Individuals who are looking to become permanent residents in the United States may need to provide evidence that they have a good moral character. The application process may include a court deposition or another statement given directly to an immigration official. If an individual looking to live in New York or any other state refuses to provide additional evidence, it may influence an immigration official’s ruling. However, refusal to give a statement or submit to a court deposition in itself would not disqualify someone from obtaining legal residency.
Immigration officials are required to take a person’s education and other factors into account when soliciting testimony. For instance, it may be necessary to ask simpler questions of someone who doesn’t have a high level of education. Questions may also be rephrased if an individual doesn’t have a good grasp of the English language. This is done to ensure that an applicant has a solid understanding of the proceeding that is taking place.
Court depositions or other sworn statements must be taken if the applicant has committed certain types of crimes. This may be true even in cases when the individual has not been formally charged with a crime. Ultimately, authorities want to determine if the applicant has a good moral character.
Those who are going through the naturalization process may want or need legal assistance. Legal guidance can help a client obtain or provide evidence to the proper authorities. An attorney could also help a foreign national understand any questions that he or she is being asked.
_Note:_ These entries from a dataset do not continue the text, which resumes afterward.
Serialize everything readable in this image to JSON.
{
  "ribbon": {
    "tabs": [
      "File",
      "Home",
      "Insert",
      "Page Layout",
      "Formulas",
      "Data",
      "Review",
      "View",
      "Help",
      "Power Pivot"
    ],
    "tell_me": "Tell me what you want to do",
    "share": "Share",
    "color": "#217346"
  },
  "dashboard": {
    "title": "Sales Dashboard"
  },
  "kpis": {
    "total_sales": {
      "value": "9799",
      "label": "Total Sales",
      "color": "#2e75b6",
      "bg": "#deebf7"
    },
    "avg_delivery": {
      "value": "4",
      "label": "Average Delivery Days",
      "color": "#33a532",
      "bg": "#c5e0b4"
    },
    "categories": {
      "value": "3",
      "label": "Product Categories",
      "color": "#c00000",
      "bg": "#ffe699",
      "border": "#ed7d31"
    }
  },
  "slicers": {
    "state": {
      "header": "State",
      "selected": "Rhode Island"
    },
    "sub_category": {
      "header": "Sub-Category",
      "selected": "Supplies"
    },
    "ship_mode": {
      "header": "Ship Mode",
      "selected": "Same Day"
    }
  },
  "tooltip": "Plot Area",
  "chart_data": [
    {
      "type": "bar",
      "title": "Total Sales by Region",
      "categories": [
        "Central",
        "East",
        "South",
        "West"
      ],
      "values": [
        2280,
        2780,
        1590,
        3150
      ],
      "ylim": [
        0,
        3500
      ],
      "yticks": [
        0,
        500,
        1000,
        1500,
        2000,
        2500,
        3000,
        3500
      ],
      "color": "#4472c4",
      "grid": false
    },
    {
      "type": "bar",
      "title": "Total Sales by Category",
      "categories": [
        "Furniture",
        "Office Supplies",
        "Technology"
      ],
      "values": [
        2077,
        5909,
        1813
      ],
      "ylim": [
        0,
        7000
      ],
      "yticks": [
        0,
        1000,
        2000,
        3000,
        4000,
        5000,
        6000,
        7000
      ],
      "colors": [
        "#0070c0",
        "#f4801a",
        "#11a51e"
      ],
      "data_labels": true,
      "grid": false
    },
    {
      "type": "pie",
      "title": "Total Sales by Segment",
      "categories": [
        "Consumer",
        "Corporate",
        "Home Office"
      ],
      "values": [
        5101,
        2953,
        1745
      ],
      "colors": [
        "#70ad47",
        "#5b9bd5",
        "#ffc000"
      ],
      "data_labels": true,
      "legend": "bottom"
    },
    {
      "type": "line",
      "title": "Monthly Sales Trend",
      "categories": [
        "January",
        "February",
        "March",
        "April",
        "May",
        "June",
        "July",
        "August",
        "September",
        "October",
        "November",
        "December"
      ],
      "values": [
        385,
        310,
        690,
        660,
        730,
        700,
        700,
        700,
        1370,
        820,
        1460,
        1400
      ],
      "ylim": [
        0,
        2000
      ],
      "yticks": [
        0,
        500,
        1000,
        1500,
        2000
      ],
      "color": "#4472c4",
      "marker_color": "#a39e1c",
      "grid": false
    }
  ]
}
Ultimately, this may help the applicant obtain legal status in a shorter period of time and with less drama.